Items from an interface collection

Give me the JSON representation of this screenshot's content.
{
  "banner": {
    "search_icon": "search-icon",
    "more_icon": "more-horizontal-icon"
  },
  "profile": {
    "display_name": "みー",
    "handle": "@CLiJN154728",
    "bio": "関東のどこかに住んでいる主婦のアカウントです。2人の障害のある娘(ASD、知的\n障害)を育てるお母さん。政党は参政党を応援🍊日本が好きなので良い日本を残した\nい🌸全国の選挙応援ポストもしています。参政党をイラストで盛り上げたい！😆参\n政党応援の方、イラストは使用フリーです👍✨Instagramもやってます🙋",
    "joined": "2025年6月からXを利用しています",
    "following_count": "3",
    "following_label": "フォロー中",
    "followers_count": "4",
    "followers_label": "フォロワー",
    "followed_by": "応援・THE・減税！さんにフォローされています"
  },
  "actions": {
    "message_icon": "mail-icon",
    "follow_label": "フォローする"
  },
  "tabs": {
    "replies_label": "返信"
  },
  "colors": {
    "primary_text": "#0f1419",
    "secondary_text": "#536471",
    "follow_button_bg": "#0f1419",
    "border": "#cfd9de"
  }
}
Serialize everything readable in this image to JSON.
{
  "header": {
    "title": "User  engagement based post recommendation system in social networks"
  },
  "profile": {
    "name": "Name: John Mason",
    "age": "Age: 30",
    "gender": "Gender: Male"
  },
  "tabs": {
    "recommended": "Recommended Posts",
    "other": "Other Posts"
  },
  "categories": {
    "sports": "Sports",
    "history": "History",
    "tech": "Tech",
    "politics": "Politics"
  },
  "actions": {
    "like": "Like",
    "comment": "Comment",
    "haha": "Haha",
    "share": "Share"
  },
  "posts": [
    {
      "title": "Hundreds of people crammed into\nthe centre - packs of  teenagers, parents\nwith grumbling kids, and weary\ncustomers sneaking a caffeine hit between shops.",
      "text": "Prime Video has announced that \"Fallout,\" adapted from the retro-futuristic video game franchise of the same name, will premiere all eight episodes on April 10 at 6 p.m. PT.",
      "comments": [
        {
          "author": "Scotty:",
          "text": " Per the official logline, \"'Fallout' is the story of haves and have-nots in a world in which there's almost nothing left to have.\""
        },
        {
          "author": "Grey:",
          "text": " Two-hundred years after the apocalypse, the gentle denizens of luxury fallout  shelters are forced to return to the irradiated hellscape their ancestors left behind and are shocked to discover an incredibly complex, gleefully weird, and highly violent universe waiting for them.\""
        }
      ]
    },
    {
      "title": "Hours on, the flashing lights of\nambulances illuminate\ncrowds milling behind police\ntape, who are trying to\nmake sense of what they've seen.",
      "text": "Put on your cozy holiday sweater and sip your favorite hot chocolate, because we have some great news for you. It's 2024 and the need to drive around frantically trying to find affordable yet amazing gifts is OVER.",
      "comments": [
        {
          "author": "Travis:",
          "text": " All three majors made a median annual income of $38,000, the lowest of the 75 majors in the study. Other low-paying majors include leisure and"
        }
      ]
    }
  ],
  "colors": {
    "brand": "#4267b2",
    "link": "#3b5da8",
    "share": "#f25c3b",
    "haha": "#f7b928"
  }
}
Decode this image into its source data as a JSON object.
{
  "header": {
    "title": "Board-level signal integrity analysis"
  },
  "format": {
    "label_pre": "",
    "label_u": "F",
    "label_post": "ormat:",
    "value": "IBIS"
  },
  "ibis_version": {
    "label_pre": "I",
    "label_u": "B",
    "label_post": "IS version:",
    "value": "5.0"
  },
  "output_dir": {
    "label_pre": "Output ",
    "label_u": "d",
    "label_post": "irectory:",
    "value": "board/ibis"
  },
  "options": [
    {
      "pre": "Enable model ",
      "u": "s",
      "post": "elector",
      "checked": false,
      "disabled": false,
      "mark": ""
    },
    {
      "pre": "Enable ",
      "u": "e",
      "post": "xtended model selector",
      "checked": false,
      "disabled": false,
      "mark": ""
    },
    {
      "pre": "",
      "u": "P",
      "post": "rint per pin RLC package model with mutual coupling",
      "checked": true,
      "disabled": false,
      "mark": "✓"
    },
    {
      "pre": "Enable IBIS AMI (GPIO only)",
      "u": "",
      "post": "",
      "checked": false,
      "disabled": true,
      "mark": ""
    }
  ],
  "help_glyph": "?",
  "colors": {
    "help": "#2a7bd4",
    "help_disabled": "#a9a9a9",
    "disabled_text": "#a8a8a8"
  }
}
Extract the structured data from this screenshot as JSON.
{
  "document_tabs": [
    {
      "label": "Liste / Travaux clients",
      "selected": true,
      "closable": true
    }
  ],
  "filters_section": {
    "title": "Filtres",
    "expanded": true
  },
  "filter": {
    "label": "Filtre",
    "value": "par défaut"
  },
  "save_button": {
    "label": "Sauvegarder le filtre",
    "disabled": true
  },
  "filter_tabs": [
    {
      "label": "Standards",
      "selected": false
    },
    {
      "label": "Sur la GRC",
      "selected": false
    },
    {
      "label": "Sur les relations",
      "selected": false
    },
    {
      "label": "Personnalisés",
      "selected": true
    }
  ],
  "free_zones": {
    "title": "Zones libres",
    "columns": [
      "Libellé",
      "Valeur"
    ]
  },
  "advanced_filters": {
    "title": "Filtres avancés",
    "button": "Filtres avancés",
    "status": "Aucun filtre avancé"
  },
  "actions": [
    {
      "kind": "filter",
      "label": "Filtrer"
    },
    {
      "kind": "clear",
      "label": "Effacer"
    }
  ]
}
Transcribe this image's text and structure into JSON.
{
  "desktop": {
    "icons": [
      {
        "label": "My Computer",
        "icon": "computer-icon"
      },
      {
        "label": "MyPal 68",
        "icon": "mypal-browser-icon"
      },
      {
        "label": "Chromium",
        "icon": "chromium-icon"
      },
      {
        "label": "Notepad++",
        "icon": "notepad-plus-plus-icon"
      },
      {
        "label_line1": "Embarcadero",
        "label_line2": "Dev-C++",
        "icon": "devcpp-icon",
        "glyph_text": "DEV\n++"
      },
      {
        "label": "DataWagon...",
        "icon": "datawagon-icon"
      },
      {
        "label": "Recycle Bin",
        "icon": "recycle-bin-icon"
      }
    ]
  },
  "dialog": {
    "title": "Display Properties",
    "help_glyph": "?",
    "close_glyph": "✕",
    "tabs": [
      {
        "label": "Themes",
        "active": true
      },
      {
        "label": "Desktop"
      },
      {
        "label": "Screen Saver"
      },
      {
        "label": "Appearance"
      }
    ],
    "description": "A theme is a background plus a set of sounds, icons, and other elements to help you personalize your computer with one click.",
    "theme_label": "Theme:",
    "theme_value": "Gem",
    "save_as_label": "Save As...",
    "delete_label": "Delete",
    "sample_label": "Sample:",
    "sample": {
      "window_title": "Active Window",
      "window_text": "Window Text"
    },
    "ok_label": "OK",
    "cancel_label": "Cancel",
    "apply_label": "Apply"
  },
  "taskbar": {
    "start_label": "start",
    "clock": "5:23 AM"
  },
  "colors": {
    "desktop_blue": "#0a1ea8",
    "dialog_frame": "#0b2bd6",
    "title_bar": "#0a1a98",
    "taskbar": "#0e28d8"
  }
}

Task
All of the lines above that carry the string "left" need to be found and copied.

Result for this exercise
          "text": " Per the official logline, \"'Fallout' is the story of haves and have-nots in a world in which there's almost nothing left to have.\""
          "text": " Two-hundred years after the apocalypse, the gentle denizens of luxury fallout  shelters are forced to return to the irradiated hellscape their ancestors left behind and are shocked to discover an incredibly complex, gleefully weird, and highly violent universe waiting for them.\""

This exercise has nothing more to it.